Copy every entry. Do not alter a single word.

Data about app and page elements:

.....

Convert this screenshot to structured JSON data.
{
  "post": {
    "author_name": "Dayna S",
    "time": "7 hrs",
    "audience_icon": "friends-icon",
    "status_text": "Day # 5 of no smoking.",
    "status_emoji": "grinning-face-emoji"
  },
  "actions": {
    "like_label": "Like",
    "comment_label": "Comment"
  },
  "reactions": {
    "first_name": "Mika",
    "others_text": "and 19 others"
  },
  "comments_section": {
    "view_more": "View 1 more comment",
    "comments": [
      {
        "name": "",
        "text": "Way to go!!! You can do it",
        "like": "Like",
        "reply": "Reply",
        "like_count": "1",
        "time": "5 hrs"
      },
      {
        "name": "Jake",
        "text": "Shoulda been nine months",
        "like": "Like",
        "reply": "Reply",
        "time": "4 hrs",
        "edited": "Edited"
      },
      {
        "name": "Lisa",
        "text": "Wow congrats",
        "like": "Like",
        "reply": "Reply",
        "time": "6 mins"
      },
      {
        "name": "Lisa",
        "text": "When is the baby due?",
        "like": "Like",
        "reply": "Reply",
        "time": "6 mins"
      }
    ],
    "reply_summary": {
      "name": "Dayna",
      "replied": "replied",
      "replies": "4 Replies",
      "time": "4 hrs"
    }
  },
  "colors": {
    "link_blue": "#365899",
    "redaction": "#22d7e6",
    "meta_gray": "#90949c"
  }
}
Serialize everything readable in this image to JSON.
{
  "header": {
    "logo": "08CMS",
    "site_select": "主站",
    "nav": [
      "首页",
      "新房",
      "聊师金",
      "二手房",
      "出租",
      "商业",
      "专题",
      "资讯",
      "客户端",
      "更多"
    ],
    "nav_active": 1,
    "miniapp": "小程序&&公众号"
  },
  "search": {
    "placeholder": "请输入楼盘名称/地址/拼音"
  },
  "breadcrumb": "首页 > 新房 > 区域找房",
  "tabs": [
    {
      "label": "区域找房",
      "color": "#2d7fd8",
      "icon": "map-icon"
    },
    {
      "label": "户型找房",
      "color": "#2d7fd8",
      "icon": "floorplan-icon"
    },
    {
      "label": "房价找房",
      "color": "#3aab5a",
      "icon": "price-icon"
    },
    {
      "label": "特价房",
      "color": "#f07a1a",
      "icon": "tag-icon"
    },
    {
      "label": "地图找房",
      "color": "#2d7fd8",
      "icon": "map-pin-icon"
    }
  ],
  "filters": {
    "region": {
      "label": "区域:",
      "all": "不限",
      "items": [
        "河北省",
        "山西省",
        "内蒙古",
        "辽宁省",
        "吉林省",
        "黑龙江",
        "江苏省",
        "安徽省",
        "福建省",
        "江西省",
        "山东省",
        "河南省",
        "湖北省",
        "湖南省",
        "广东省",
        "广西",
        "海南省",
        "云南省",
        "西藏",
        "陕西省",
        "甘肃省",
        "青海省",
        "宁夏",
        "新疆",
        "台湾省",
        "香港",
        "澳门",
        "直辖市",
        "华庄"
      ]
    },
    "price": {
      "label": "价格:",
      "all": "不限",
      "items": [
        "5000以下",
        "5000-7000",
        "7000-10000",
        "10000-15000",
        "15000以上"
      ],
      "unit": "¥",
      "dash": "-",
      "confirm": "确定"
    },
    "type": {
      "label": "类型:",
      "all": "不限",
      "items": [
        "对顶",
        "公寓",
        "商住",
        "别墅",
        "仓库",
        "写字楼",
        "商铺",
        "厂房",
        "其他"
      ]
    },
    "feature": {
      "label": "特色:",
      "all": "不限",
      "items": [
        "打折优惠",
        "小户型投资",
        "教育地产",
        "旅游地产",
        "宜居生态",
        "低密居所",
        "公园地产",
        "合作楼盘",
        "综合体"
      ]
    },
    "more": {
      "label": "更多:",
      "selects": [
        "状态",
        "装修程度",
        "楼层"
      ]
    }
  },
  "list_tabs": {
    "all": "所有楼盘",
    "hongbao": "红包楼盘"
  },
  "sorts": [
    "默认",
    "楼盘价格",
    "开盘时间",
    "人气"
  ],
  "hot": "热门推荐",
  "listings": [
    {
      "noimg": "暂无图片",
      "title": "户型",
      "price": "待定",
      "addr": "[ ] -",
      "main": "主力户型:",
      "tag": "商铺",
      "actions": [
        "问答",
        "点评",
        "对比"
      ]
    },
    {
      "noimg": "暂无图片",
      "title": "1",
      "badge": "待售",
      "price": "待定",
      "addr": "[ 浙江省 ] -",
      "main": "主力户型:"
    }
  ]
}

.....

WRITTEN ANSWER:
Convert this screenshot to structured JSON data.
{
  "post": {
    "author_name": "Dayna S",
    "time": "7 hrs",
    "audience_icon": "friends-icon",
    "status_text": "Day # 5 of no smoking.",
    "status_emoji": "grinning-face-emoji"
  },
  "actions": {
    "like_label": "Like",
    "comment_label": "Comment"
  },
  "reactions": {
    "first_name": "Mika",
    "others_text": "and 19 others"
  },
  "comments_section": {
    "view_more": "View 1 more comment",
    "comments": [
      {
        "name": "",
        "text": "Way to go!!! You can do it",
        "like": "Like",
        "reply": "Reply",
        "like_count": "1",
        "time": "5 hrs"
      },
      {
        "name": "Jake",
        "text": "Shoulda been nine months",
        "like": "Like",
        "reply": "Reply",
        "time": "4 hrs",
        "edited": "Edited"
      },
      {
        "name": "Lisa",
        "text": "Wow congrats",
        "like": "Like",
        "reply": "Reply",
        "time": "6 mins"
      },
      {
        "name": "Lisa",
        "text": "When is the baby due?",
        "like": "Like",
        "reply": "Reply",
        "time": "6 mins"
      }
    ],
    "reply_summary": {
      "name": "Dayna",
      "replied": "replied",
      "replies": "4 Replies",
      "time": "4 hrs"
    }
  },
  "colors": {
    "link_blue": "#365899",
    "redaction": "#22d7e6",
    "meta_gray": "#90949c"
  }
}
Serialize everything readable in this image to JSON.
{
  "header": {
    "logo": "08CMS",
    "site_select": "主站",
    "nav": [
      "首页",
      "新房",
      "聊师金",
      "二手房",
      "出租",
      "商业",
      "专题",
      "资讯",
      "客户端",
      "更多"
    ],
    "nav_active": 1,
    "miniapp": "小程序&&公众号"
  },
  "search": {
    "placeholder": "请输入楼盘名称/地址/拼音"
  },
  "breadcrumb": "首页 > 新房 > 区域找房",
  "tabs": [
    {
      "label": "区域找房",
      "color": "#2d7fd8",
      "icon": "map-icon"
    },
    {
      "label": "户型找房",
      "color": "#2d7fd8",
      "icon": "floorplan-icon"
    },
    {
      "label": "房价找房",
      "color": "#3aab5a",
      "icon": "price-icon"
    },
    {
      "label": "特价房",
      "color": "#f07a1a",
      "icon": "tag-icon"
    },
    {
      "label": "地图找房",
      "color": "#2d7fd8",
      "icon": "map-pin-icon"
    }
  ],
  "filters": {
    "region": {
      "label": "区域:",
      "all": "不限",
      "items": [
        "河北省",
        "山西省",
        "内蒙古",
        "辽宁省",
        "吉林省",
        "黑龙江",
        "江苏省",
        "安徽省",
        "福建省",
        "江西省",
        "山东省",
        "河南省",
        "湖北省",
        "湖南省",
        "广东省",
        "广西",
        "海南省",
        "云南省",
        "西藏",
        "陕西省",
        "甘肃省",
        "青海省",
        "宁夏",
        "新疆",
        "台湾省",
        "香港",
        "澳门",
        "直辖市",
        "华庄"
      ]
    },
    "price": {
      "label": "价格:",
      "all": "不限",
      "items": [
        "5000以下",
        "5000-7000",
        "7000-10000",
        "10000-15000",
        "15000以上"
      ],
      "unit": "¥",
      "dash": "-",
      "confirm": "确定"
    },
    "type": {
      "label": "类型:",
      "all": "不限",
      "items": [
        "对顶",
        "公寓",
        "商住",
        "别墅",
        "仓库",
        "写字楼",
        "商铺",
        "厂房",
        "其他"
      ]
    },
    "feature": {
      "label": "特色:",
      "all": "不限",
      "items": [
        "打折优惠",
        "小户型投资",
        "教育地产",
        "旅游地产",
        "宜居生态",
        "低密居所",
        "公园地产",
        "合作楼盘",
        "综合体"
      ]
    },
    "more": {
      "label": "更多:",
      "selects": [
        "状态",
        "装修程度",
        "楼层"
      ]
    }
  },
  "list_tabs": {
    "all": "所有楼盘",
    "hongbao": "红包楼盘"
  },
  "sorts": [
    "默认",
    "楼盘价格",
    "开盘时间",
    "人气"
  ],
  "hot": "热门推荐",
  "listings": [
    {
      "noimg": "暂无图片",
      "title": "户型",
      "price": "待定",
      "addr": "[ ] -",
      "main": "主力户型:",
      "tag": "商铺",
      "actions": [
        "问答",
        "点评",
        "对比"
      ]
    },
    {
      "noimg": "暂无图片",
      "title": "1",
      "badge": "待售",
      "price": "待定",
      "addr": "[ 浙江省 ] -",
      "main": "主力户型:"
    }
  ]
}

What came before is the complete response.